Get your own ride!

When the lunch bell rings, hundreds of students pour into the parking lot. The majority of them take their friends to their favorite lunch hangout. However, many of these kids have had their license for a year, and are illegally driving their friends.

Unless a student is 18 or older or has had their license for a year, they are unable to drive minors that are not related to them. These students driving other teens know what the law is, so why do they ignore it.

The law is greatly flawed and unenforced because there is not a way to tell if someone driving has had their license for a year, so the only way these people get caught is if they are already pulled over for something else. Integrity is crucial with this law because if teens followed it then we could change the perception of reckless teen drivers.

Some teens argue that after six months of driving with your permit and passing the behind the wheel test, they understand the rules of the road well enough to drive their friends. However, people who are more experienced drivers are more likely to be prepared for something bad to happen and do not get distracted as easily.

According to Statefarm’s recent studies, the fatality rate for drivers age 16 to 19 is four times that of drivers age 25 to 69 years. ¬†Also, about two-thirds of teen passenger crashes occur when another teen is driving. Clearly this law was made for a good reason and if more people followed it, we would decrease the amount of teenage deaths by car crashes.

Teens have been breaking this law for quite some time, and they seem to have conveniently forgotten that it is still a law. By breaking it they put their lives, the lives of the people they are driving, as well as the other people on the road in danger.

Even if the teen driver has never crashed or made any serious mistakes, their passenger  could distract them and cause them to make a terrible mistake. It is not worth the risk to drive someone, wait until you have had your license for a year. Considering that in the past year, twenty percent of juniors in high school have reported being in a car crash, we should not risk our lives and the lives of others.

We can change these statistics simply by following the law, and encouraging others to do so as well.
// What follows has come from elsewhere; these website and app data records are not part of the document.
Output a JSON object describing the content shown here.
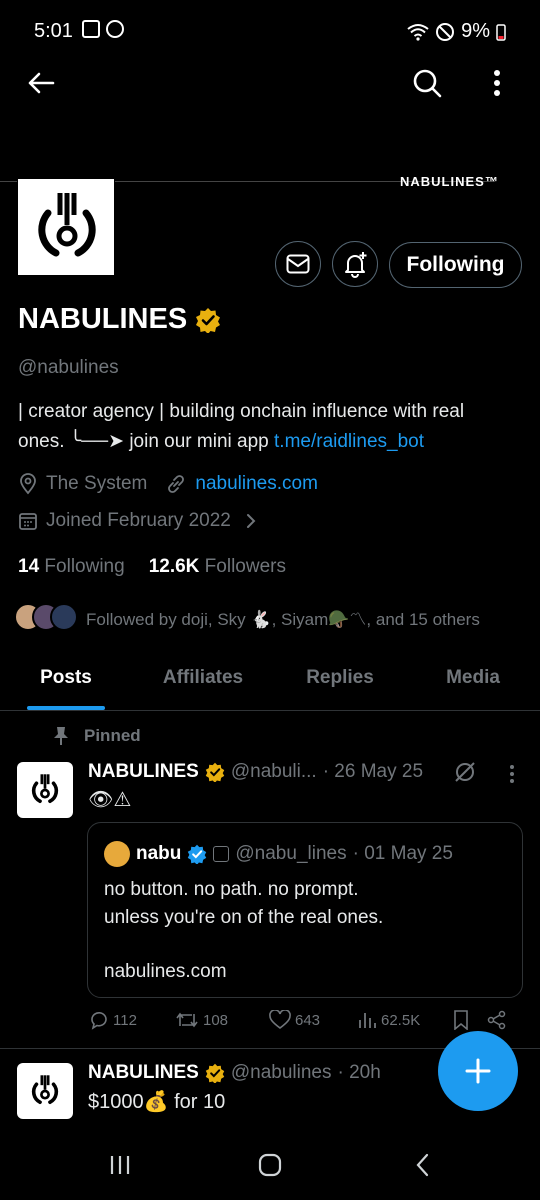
{
  "status_bar": {
    "time": "5:01",
    "battery": "9%"
  },
  "banner": {
    "text": "NABULINES™"
  },
  "profile": {
    "name": "NABULINES",
    "handle": "@nabulines",
    "bio_line1": "| creator agency | building onchain influence with real",
    "bio_line2_prefix": "ones. ╰──➤ join our mini app ",
    "bio_link": "t.me/raidlines_bot",
    "location": "The System",
    "website": "nabulines.com",
    "joined": "Joined February 2022",
    "following_count": "14",
    "following_label": "Following",
    "followers_count": "12.6K",
    "followers_label": "Followers",
    "followed_by": "Followed by doji, Sky 🐇, Siyam🪖〽, and 15 others",
    "follow_button": "Following"
  },
  "tabs": [
    "Posts",
    "Affiliates",
    "Replies",
    "Media"
  ],
  "pinned_label": "Pinned",
  "pinned_tweet": {
    "name": "NABULINES",
    "handle": "@nabuli...",
    "date": "· 26 May 25",
    "text": "👁⚠",
    "quote": {
      "name": "nabu",
      "handle": "@nabu_lines",
      "date": "· 01 May 25",
      "line1": "no button. no path. no prompt.",
      "line2": "unless you're on of the real ones.",
      "line3": "nabulines.com"
    },
    "stats": {
      "replies": "112",
      "reposts": "108",
      "likes": "643",
      "views": "62.5K"
    }
  },
  "second_tweet": {
    "name": "NABULINES",
    "handle": "@nabulines",
    "date": "· 20h",
    "text": "$1000💰 for 10"
  },
  "colors": {
    "accent": "#1d9bf0",
    "gold_badge": "#e8b00f",
    "muted": "#71767b"
  }
}
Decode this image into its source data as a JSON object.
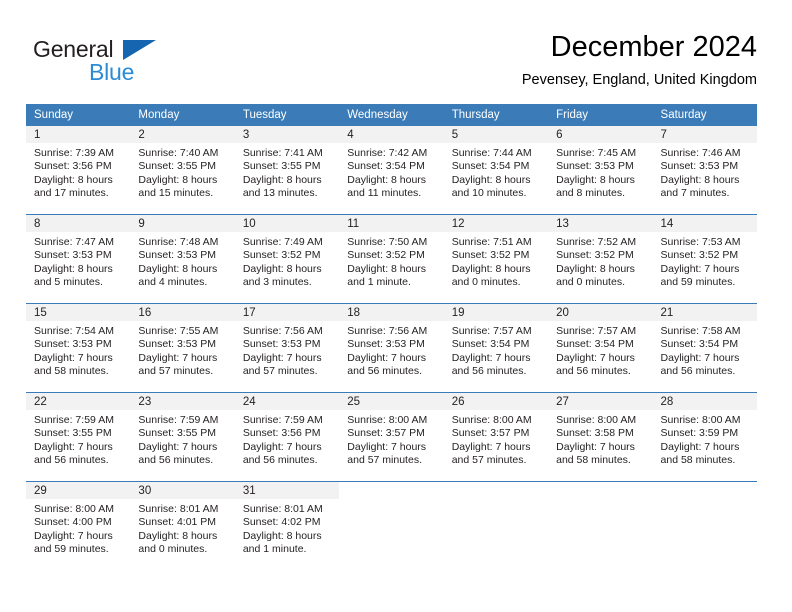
{
  "brand": {
    "name_part1": "General",
    "name_part2": "Blue"
  },
  "header": {
    "title": "December 2024",
    "subtitle": "Pevensey, England, United Kingdom"
  },
  "colors": {
    "header_blue": "#3b7cb8",
    "logo_blue": "#2b8bd4",
    "logo_triangle": "#1565b0",
    "daynum_band": "#f2f2f2",
    "text": "#231f20"
  },
  "weekdays": [
    "Sunday",
    "Monday",
    "Tuesday",
    "Wednesday",
    "Thursday",
    "Friday",
    "Saturday"
  ],
  "weeks": [
    [
      {
        "day": "1",
        "sunrise": "Sunrise: 7:39 AM",
        "sunset": "Sunset: 3:56 PM",
        "daylight": "Daylight: 8 hours and 17 minutes."
      },
      {
        "day": "2",
        "sunrise": "Sunrise: 7:40 AM",
        "sunset": "Sunset: 3:55 PM",
        "daylight": "Daylight: 8 hours and 15 minutes."
      },
      {
        "day": "3",
        "sunrise": "Sunrise: 7:41 AM",
        "sunset": "Sunset: 3:55 PM",
        "daylight": "Daylight: 8 hours and 13 minutes."
      },
      {
        "day": "4",
        "sunrise": "Sunrise: 7:42 AM",
        "sunset": "Sunset: 3:54 PM",
        "daylight": "Daylight: 8 hours and 11 minutes."
      },
      {
        "day": "5",
        "sunrise": "Sunrise: 7:44 AM",
        "sunset": "Sunset: 3:54 PM",
        "daylight": "Daylight: 8 hours and 10 minutes."
      },
      {
        "day": "6",
        "sunrise": "Sunrise: 7:45 AM",
        "sunset": "Sunset: 3:53 PM",
        "daylight": "Daylight: 8 hours and 8 minutes."
      },
      {
        "day": "7",
        "sunrise": "Sunrise: 7:46 AM",
        "sunset": "Sunset: 3:53 PM",
        "daylight": "Daylight: 8 hours and 7 minutes."
      }
    ],
    [
      {
        "day": "8",
        "sunrise": "Sunrise: 7:47 AM",
        "sunset": "Sunset: 3:53 PM",
        "daylight": "Daylight: 8 hours and 5 minutes."
      },
      {
        "day": "9",
        "sunrise": "Sunrise: 7:48 AM",
        "sunset": "Sunset: 3:53 PM",
        "daylight": "Daylight: 8 hours and 4 minutes."
      },
      {
        "day": "10",
        "sunrise": "Sunrise: 7:49 AM",
        "sunset": "Sunset: 3:52 PM",
        "daylight": "Daylight: 8 hours and 3 minutes."
      },
      {
        "day": "11",
        "sunrise": "Sunrise: 7:50 AM",
        "sunset": "Sunset: 3:52 PM",
        "daylight": "Daylight: 8 hours and 1 minute."
      },
      {
        "day": "12",
        "sunrise": "Sunrise: 7:51 AM",
        "sunset": "Sunset: 3:52 PM",
        "daylight": "Daylight: 8 hours and 0 minutes."
      },
      {
        "day": "13",
        "sunrise": "Sunrise: 7:52 AM",
        "sunset": "Sunset: 3:52 PM",
        "daylight": "Daylight: 8 hours and 0 minutes."
      },
      {
        "day": "14",
        "sunrise": "Sunrise: 7:53 AM",
        "sunset": "Sunset: 3:52 PM",
        "daylight": "Daylight: 7 hours and 59 minutes."
      }
    ],
    [
      {
        "day": "15",
        "sunrise": "Sunrise: 7:54 AM",
        "sunset": "Sunset: 3:53 PM",
        "daylight": "Daylight: 7 hours and 58 minutes."
      },
      {
        "day": "16",
        "sunrise": "Sunrise: 7:55 AM",
        "sunset": "Sunset: 3:53 PM",
        "daylight": "Daylight: 7 hours and 57 minutes."
      },
      {
        "day": "17",
        "sunrise": "Sunrise: 7:56 AM",
        "sunset": "Sunset: 3:53 PM",
        "daylight": "Daylight: 7 hours and 57 minutes."
      },
      {
        "day": "18",
        "sunrise": "Sunrise: 7:56 AM",
        "sunset": "Sunset: 3:53 PM",
        "daylight": "Daylight: 7 hours and 56 minutes."
      },
      {
        "day": "19",
        "sunrise": "Sunrise: 7:57 AM",
        "sunset": "Sunset: 3:54 PM",
        "daylight": "Daylight: 7 hours and 56 minutes."
      },
      {
        "day": "20",
        "sunrise": "Sunrise: 7:57 AM",
        "sunset": "Sunset: 3:54 PM",
        "daylight": "Daylight: 7 hours and 56 minutes."
      },
      {
        "day": "21",
        "sunrise": "Sunrise: 7:58 AM",
        "sunset": "Sunset: 3:54 PM",
        "daylight": "Daylight: 7 hours and 56 minutes."
      }
    ],
    [
      {
        "day": "22",
        "sunrise": "Sunrise: 7:59 AM",
        "sunset": "Sunset: 3:55 PM",
        "daylight": "Daylight: 7 hours and 56 minutes."
      },
      {
        "day": "23",
        "sunrise": "Sunrise: 7:59 AM",
        "sunset": "Sunset: 3:55 PM",
        "daylight": "Daylight: 7 hours and 56 minutes."
      },
      {
        "day": "24",
        "sunrise": "Sunrise: 7:59 AM",
        "sunset": "Sunset: 3:56 PM",
        "daylight": "Daylight: 7 hours and 56 minutes."
      },
      {
        "day": "25",
        "sunrise": "Sunrise: 8:00 AM",
        "sunset": "Sunset: 3:57 PM",
        "daylight": "Daylight: 7 hours and 57 minutes."
      },
      {
        "day": "26",
        "sunrise": "Sunrise: 8:00 AM",
        "sunset": "Sunset: 3:57 PM",
        "daylight": "Daylight: 7 hours and 57 minutes."
      },
      {
        "day": "27",
        "sunrise": "Sunrise: 8:00 AM",
        "sunset": "Sunset: 3:58 PM",
        "daylight": "Daylight: 7 hours and 58 minutes."
      },
      {
        "day": "28",
        "sunrise": "Sunrise: 8:00 AM",
        "sunset": "Sunset: 3:59 PM",
        "daylight": "Daylight: 7 hours and 58 minutes."
      }
    ],
    [
      {
        "day": "29",
        "sunrise": "Sunrise: 8:00 AM",
        "sunset": "Sunset: 4:00 PM",
        "daylight": "Daylight: 7 hours and 59 minutes."
      },
      {
        "day": "30",
        "sunrise": "Sunrise: 8:01 AM",
        "sunset": "Sunset: 4:01 PM",
        "daylight": "Daylight: 8 hours and 0 minutes."
      },
      {
        "day": "31",
        "sunrise": "Sunrise: 8:01 AM",
        "sunset": "Sunset: 4:02 PM",
        "daylight": "Daylight: 8 hours and 1 minute."
      },
      {
        "day": "",
        "sunrise": "",
        "sunset": "",
        "daylight": ""
      },
      {
        "day": "",
        "sunrise": "",
        "sunset": "",
        "daylight": ""
      },
      {
        "day": "",
        "sunrise": "",
        "sunset": "",
        "daylight": ""
      },
      {
        "day": "",
        "sunrise": "",
        "sunset": "",
        "daylight": ""
      }
    ]
  ]
}
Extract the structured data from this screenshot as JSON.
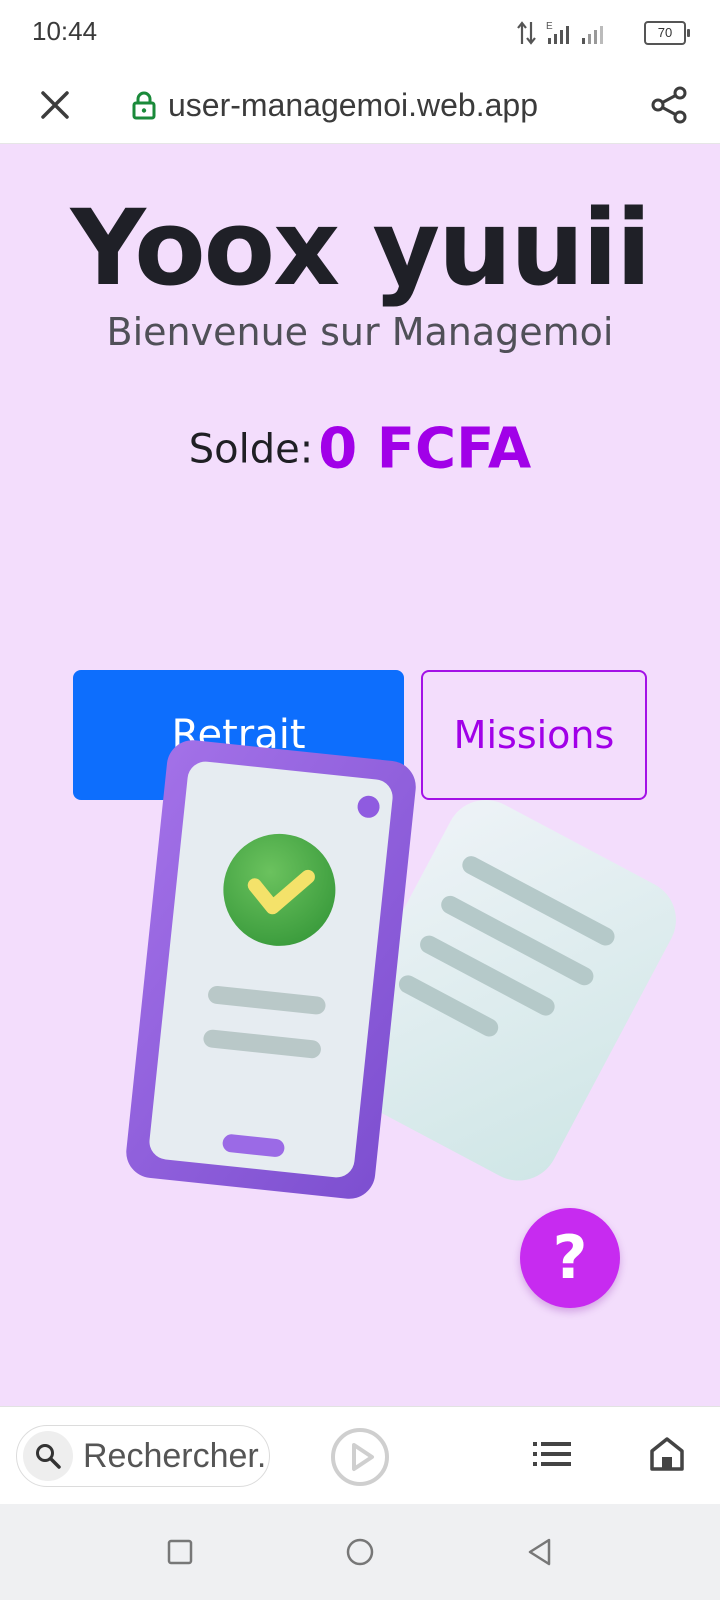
{
  "status_bar": {
    "time": "10:44",
    "battery": "70"
  },
  "browser": {
    "url": "user-managemoi.web.app"
  },
  "page": {
    "title": "Yoox yuuii",
    "subtitle": "Bienvenue sur Managemoi",
    "balance_label": "Solde:",
    "balance_value": "0 FCFA",
    "withdraw_label": "Retrait",
    "missions_label": "Missions",
    "help_label": "?"
  },
  "toolbar": {
    "search_placeholder": "Rechercher..."
  },
  "colors": {
    "page_bg": "#f3ddfc",
    "accent_purple": "#a100e8",
    "primary_blue": "#0d6efd",
    "help_fab": "#c72bf0"
  },
  "icons": [
    "close-icon",
    "lock-icon",
    "share-icon",
    "search-icon",
    "play-icon",
    "list-icon",
    "home-icon",
    "square-icon",
    "circle-icon",
    "back-triangle-icon"
  ]
}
Instead of following others and giving into peer pressure we should take the high road (pun intended) and continue to make smart choices. Making this small change will save lives and show our parents and society that we as teens are responsible.